*** Opening Data shown ***

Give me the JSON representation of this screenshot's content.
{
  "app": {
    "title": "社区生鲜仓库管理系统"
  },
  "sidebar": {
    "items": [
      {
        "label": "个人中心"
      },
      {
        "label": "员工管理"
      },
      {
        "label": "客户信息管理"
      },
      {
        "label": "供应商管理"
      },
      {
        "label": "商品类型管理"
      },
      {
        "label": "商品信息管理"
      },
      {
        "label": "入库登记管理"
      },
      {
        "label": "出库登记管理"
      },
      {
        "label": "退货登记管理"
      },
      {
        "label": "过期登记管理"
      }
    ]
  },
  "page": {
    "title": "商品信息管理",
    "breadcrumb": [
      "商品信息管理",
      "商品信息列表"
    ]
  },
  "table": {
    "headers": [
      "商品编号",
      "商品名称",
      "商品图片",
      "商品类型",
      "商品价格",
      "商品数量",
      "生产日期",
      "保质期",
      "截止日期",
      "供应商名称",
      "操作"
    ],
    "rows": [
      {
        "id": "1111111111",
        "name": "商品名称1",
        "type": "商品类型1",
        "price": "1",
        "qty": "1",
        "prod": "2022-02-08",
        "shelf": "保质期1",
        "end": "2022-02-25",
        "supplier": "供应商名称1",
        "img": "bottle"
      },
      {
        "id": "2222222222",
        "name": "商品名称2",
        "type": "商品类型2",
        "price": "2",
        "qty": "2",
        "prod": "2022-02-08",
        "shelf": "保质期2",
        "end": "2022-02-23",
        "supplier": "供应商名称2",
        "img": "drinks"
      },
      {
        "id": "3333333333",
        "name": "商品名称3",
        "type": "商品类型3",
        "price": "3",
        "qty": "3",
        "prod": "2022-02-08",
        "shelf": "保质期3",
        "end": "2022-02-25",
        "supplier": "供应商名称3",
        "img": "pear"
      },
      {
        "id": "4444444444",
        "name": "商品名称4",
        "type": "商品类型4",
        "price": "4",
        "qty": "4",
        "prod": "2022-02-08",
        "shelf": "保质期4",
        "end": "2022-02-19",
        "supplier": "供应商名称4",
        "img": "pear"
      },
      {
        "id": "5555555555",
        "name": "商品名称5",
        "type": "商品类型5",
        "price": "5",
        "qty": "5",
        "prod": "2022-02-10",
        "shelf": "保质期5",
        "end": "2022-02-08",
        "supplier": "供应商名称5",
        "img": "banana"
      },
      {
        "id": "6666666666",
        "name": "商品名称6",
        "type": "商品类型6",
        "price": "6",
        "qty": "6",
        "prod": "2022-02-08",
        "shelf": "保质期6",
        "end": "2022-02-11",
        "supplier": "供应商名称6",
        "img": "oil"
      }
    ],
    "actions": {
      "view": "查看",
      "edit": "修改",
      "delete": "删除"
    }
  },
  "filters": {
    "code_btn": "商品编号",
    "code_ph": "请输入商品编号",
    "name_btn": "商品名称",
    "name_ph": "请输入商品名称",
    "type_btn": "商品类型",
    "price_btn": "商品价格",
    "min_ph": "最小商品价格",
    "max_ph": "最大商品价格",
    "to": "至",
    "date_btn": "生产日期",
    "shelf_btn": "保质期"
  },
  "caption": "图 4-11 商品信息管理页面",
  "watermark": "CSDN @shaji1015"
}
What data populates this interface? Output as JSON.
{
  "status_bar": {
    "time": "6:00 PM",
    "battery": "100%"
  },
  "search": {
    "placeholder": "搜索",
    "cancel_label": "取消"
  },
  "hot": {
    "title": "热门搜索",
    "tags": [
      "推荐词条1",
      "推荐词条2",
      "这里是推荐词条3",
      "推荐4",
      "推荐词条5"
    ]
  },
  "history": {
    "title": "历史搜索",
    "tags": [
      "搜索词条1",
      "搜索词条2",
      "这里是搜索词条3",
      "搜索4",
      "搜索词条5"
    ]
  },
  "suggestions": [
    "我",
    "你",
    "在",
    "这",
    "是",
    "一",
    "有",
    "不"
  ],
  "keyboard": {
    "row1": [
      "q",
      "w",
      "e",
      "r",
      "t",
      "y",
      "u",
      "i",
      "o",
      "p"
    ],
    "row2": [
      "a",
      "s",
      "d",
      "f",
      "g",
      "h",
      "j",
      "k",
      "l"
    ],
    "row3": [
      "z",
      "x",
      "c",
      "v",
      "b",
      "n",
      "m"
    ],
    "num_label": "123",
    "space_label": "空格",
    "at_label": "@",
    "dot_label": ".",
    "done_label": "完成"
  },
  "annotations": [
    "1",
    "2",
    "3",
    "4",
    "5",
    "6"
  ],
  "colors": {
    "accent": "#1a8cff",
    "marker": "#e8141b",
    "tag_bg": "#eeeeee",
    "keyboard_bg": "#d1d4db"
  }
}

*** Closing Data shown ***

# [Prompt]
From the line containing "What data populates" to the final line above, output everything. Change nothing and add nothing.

# [Response to this task]
What data populates this interface? Output as JSON.
{
  "status_bar": {
    "time": "6:00 PM",
    "battery": "100%"
  },
  "search": {
    "placeholder": "搜索",
    "cancel_label": "取消"
  },
  "hot": {
    "title": "热门搜索",
    "tags": [
      "推荐词条1",
      "推荐词条2",
      "这里是推荐词条3",
      "推荐4",
      "推荐词条5"
    ]
  },
  "history": {
    "title": "历史搜索",
    "tags": [
      "搜索词条1",
      "搜索词条2",
      "这里是搜索词条3",
      "搜索4",
      "搜索词条5"
    ]
  },
  "suggestions": [
    "我",
    "你",
    "在",
    "这",
    "是",
    "一",
    "有",
    "不"
  ],
  "keyboard": {
    "row1": [
      "q",
      "w",
      "e",
      "r",
      "t",
      "y",
      "u",
      "i",
      "o",
      "p"
    ],
    "row2": [
      "a",
      "s",
      "d",
      "f",
      "g",
      "h",
      "j",
      "k",
      "l"
    ],
    "row3": [
      "z",
      "x",
      "c",
      "v",
      "b",
      "n",
      "m"
    ],
    "num_label": "123",
    "space_label": "空格",
    "at_label": "@",
    "dot_label": ".",
    "done_label": "完成"
  },
  "annotations": [
    "1",
    "2",
    "3",
    "4",
    "5",
    "6"
  ],
  "colors": {
    "accent": "#1a8cff",
    "marker": "#e8141b",
    "tag_bg": "#eeeeee",
    "keyboard_bg": "#d1d4db"
  }
}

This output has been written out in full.